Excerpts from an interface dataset
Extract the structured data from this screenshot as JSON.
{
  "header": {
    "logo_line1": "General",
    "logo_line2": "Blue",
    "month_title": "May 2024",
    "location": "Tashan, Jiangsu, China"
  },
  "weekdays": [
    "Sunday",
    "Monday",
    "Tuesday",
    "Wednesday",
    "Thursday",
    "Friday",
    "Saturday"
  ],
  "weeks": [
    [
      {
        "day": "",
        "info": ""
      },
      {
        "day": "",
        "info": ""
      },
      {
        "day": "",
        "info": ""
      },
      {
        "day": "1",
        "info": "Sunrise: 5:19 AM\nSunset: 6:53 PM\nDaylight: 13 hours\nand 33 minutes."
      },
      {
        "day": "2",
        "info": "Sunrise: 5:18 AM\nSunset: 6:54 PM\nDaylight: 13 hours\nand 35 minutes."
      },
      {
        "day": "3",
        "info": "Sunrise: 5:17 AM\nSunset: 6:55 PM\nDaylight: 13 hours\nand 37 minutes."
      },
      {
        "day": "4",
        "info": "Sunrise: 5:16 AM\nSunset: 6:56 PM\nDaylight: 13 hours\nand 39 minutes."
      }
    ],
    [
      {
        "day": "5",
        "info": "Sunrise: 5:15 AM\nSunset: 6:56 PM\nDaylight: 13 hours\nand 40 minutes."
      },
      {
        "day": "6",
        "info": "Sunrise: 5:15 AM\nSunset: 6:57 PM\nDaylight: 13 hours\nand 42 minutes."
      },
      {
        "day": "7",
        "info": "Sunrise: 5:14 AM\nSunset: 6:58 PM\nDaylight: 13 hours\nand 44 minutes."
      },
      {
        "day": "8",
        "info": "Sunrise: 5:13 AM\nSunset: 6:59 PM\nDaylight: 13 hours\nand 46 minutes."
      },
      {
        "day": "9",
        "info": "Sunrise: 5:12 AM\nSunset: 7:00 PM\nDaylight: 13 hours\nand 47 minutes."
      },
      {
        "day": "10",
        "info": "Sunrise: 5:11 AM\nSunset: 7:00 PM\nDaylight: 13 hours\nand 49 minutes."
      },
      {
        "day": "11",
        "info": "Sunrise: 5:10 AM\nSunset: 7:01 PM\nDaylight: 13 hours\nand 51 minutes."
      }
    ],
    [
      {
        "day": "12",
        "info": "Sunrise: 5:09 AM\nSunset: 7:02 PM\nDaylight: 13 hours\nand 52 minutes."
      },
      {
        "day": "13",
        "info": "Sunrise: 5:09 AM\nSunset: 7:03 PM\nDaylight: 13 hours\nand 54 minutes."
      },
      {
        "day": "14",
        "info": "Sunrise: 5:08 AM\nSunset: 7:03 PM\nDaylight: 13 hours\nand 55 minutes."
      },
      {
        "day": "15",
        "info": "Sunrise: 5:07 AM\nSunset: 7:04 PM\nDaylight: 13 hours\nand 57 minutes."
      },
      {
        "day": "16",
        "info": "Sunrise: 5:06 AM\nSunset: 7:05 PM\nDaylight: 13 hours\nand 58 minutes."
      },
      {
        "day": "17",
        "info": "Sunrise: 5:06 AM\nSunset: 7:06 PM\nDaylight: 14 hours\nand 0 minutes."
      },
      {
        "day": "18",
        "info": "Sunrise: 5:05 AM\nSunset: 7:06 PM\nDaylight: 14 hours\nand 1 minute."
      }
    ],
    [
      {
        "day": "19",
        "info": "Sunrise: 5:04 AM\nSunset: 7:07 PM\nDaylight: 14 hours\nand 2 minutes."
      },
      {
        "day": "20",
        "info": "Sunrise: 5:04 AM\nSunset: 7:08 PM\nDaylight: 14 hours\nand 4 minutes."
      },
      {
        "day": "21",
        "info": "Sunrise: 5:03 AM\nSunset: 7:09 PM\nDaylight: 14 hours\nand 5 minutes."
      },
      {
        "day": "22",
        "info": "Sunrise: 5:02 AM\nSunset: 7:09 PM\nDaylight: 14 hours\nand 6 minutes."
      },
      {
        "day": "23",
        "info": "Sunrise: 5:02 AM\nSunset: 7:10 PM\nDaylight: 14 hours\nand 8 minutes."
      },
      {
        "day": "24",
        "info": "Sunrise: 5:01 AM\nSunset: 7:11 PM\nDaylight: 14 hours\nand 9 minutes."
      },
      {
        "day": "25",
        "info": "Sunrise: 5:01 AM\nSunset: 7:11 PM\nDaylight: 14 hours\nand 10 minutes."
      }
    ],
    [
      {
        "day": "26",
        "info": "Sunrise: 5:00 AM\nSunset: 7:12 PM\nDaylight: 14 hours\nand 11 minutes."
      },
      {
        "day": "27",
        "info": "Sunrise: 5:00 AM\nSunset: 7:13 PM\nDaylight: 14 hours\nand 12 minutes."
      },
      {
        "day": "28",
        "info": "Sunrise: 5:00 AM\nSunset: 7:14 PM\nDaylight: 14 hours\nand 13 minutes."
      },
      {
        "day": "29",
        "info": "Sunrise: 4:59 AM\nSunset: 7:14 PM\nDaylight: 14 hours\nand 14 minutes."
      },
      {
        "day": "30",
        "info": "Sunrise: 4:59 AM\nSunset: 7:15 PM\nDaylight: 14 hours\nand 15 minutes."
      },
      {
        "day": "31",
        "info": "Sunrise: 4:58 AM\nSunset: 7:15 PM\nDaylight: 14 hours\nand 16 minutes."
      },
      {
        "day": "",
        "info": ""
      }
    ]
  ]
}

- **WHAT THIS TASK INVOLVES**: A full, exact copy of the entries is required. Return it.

- **EXERCISE RESPONSE**:
Extract the structured data from this screenshot as JSON.
{
  "header": {
    "logo_line1": "General",
    "logo_line2": "Blue",
    "month_title": "May 2024",
    "location": "Tashan, Jiangsu, China"
  },
  "weekdays": [
    "Sunday",
    "Monday",
    "Tuesday",
    "Wednesday",
    "Thursday",
    "Friday",
    "Saturday"
  ],
  "weeks": [
    [
      {
        "day": "",
        "info": ""
      },
      {
        "day": "",
        "info": ""
      },
      {
        "day": "",
        "info": ""
      },
      {
        "day": "1",
        "info": "Sunrise: 5:19 AM\nSunset: 6:53 PM\nDaylight: 13 hours\nand 33 minutes."
      },
      {
        "day": "2",
        "info": "Sunrise: 5:18 AM\nSunset: 6:54 PM\nDaylight: 13 hours\nand 35 minutes."
      },
      {
        "day": "3",
        "info": "Sunrise: 5:17 AM\nSunset: 6:55 PM\nDaylight: 13 hours\nand 37 minutes."
      },
      {
        "day": "4",
        "info": "Sunrise: 5:16 AM\nSunset: 6:56 PM\nDaylight: 13 hours\nand 39 minutes."
      }
    ],
    [
      {
        "day": "5",
        "info": "Sunrise: 5:15 AM\nSunset: 6:56 PM\nDaylight: 13 hours\nand 40 minutes."
      },
      {
        "day": "6",
        "info": "Sunrise: 5:15 AM\nSunset: 6:57 PM\nDaylight: 13 hours\nand 42 minutes."
      },
      {
        "day": "7",
        "info": "Sunrise: 5:14 AM\nSunset: 6:58 PM\nDaylight: 13 hours\nand 44 minutes."
      },
      {
        "day": "8",
        "info": "Sunrise: 5:13 AM\nSunset: 6:59 PM\nDaylight: 13 hours\nand 46 minutes."
      },
      {
        "day": "9",
        "info": "Sunrise: 5:12 AM\nSunset: 7:00 PM\nDaylight: 13 hours\nand 47 minutes."
      },
      {
        "day": "10",
        "info": "Sunrise: 5:11 AM\nSunset: 7:00 PM\nDaylight: 13 hours\nand 49 minutes."
      },
      {
        "day": "11",
        "info": "Sunrise: 5:10 AM\nSunset: 7:01 PM\nDaylight: 13 hours\nand 51 minutes."
      }
    ],
    [
      {
        "day": "12",
        "info": "Sunrise: 5:09 AM\nSunset: 7:02 PM\nDaylight: 13 hours\nand 52 minutes."
      },
      {
        "day": "13",
        "info": "Sunrise: 5:09 AM\nSunset: 7:03 PM\nDaylight: 13 hours\nand 54 minutes."
      },
      {
        "day": "14",
        "info": "Sunrise: 5:08 AM\nSunset: 7:03 PM\nDaylight: 13 hours\nand 55 minutes."
      },
      {
        "day": "15",
        "info": "Sunrise: 5:07 AM\nSunset: 7:04 PM\nDaylight: 13 hours\nand 57 minutes."
      },
      {
        "day": "16",
        "info": "Sunrise: 5:06 AM\nSunset: 7:05 PM\nDaylight: 13 hours\nand 58 minutes."
      },
      {
        "day": "17",
        "info": "Sunrise: 5:06 AM\nSunset: 7:06 PM\nDaylight: 14 hours\nand 0 minutes."
      },
      {
        "day": "18",
        "info": "Sunrise: 5:05 AM\nSunset: 7:06 PM\nDaylight: 14 hours\nand 1 minute."
      }
    ],
    [
      {
        "day": "19",
        "info": "Sunrise: 5:04 AM\nSunset: 7:07 PM\nDaylight: 14 hours\nand 2 minutes."
      },
      {
        "day": "20",
        "info": "Sunrise: 5:04 AM\nSunset: 7:08 PM\nDaylight: 14 hours\nand 4 minutes."
      },
      {
        "day": "21",
        "info": "Sunrise: 5:03 AM\nSunset: 7:09 PM\nDaylight: 14 hours\nand 5 minutes."
      },
      {
        "day": "22",
        "info": "Sunrise: 5:02 AM\nSunset: 7:09 PM\nDaylight: 14 hours\nand 6 minutes."
      },
      {
        "day": "23",
        "info": "Sunrise: 5:02 AM\nSunset: 7:10 PM\nDaylight: 14 hours\nand 8 minutes."
      },
      {
        "day": "24",
        "info": "Sunrise: 5:01 AM\nSunset: 7:11 PM\nDaylight: 14 hours\nand 9 minutes."
      },
      {
        "day": "25",
        "info": "Sunrise: 5:01 AM\nSunset: 7:11 PM\nDaylight: 14 hours\nand 10 minutes."
      }
    ],
    [
      {
        "day": "26",
        "info": "Sunrise: 5:00 AM\nSunset: 7:12 PM\nDaylight: 14 hours\nand 11 minutes."
      },
      {
        "day": "27",
        "info": "Sunrise: 5:00 AM\nSunset: 7:13 PM\nDaylight: 14 hours\nand 12 minutes."
      },
      {
        "day": "28",
        "info": "Sunrise: 5:00 AM\nSunset: 7:14 PM\nDaylight: 14 hours\nand 13 minutes."
      },
      {
        "day": "29",
        "info": "Sunrise: 4:59 AM\nSunset: 7:14 PM\nDaylight: 14 hours\nand 14 minutes."
      },
      {
        "day": "30",
        "info": "Sunrise: 4:59 AM\nSunset: 7:15 PM\nDaylight: 14 hours\nand 15 minutes."
      },
      {
        "day": "31",
        "info": "Sunrise: 4:58 AM\nSunset: 7:15 PM\nDaylight: 14 hours\nand 16 minutes."
      },
      {
        "day": "",
        "info": ""
      }
    ]
  ]
}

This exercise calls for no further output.